Who is to blame for the hijab hate crime hoax in Canada?

Monday I wrote about a hoax hate crime in Canada which involved an 11-year-old girl who told adults that a man with scissors had tried to cut her hijab as she walked to school. The school district arranged a press conference featuring the girl, her younger brother, and her mother. During the press conference, police said they were investigating the incident as a hate crime. Within hours, the story became international news and everyone from the Mayor of Toronto to Prime Minister Justin Trudeau weighed in to condemn the attack and express support for the girl. But Monday police announced the alleged attack never happened. It became clear that the girl had admitted to authorities the whole story was a hoax.

Since Monday there has been a new round of follow-up stories in Canada about the hate hoax. The girl’s family has offered an apology, claiming they simply believed the girl’s account was true. Their public statement reads in part:

When our young daughter told the school that she was attacked by a stranger, the school reacted with compassion and support — as did the police.

When we arrived at the school on Friday, we were informed what happened and assumed it to be true, just like everyone else. We only went public because we were horrified that there was such a perpetrator who may try to harm someone else.

HuffPost Canada wrote a piece headlined “The Girl Who Lied About Hijab Attack Deserves An Apology.” That’s taking it a bit too far in my opinion but I do think that there are adults who are ultimately more to blame. Bottom line: An 11-year-old can’t arrange a press conference at her own school. That happened because adults, including those working in the media, wanted to spread this story far and wide. The HuffPost story actually gets to the core of the problem [emphasis added]:

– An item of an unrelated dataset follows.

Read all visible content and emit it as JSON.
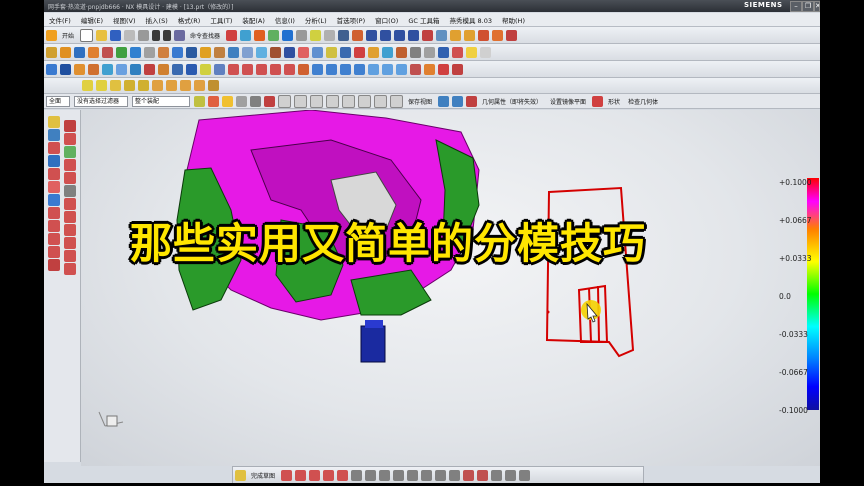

When did we assign this level of attention to a child’s stories? When race and religion are involved, we seem to lose all perspective. Because the story appeared to be one where hatred was a motivating factor, where a child was attacked for wearing a religious head covering, we felt a kind of national outrage. Did the child know that she was hitting Canada’s sensitive button? We don’t know.

An editorial in the Calgary Sun reaches a similar conclusion [emphasis added]:

Canadians should show compassion and forgiveness toward this child and her parents. This child was victimized by authority figures around her, who assumed the wors[t] and who couldn’t wait to turn her into a poster child for their own agendas.

What were those agendas? CTV News offers some blunt speculation:

Psychologist Dr. Oren Amitay was among those questioning the Toronto District School Board for giving the media access to the girl.

“I’ve been involved in a number of issues where the school board, acting with the best of intentions but being driven by political correctness and virtue-signalling, has made some wrong calls,” he told CTV News Channel on Monday.

Amitay suggests the story may have been pushed forward by an overeager school official who wanted to do the progressive thing, but didn’t take the time to properly vet the girl’s account.

“This was definitely the wrong call,” he said. “And whoever allowed it to go forward should be held accountable in some capacity.”

For the record, the same CTV story includes this denial of responsibility:

The Toronto District School Board says it did not organize a formal press conference for the girl.

“Our motivation for commenting on the issue at the time was out of compassion, care, concern and support,” the TDSB said in a statement on Monday. The school board said it was doing the same as “many elected leaders” at all levels via interviews and on social media.

I honestly am not sure what that means. The press conference took place at the school with the participation of school officials. If they didn’t call it, who did? Are they claiming the family called it? Was the school obligated to agree to that? I don’t think so. There were many moments along the way where an adult could have and should have said ‘Maybe we should let the police handle this first.’ That didn’t happen because an anti-Muslim hate crime targeting a child makes a great story for progressives looking to demonstrate their moral outrage.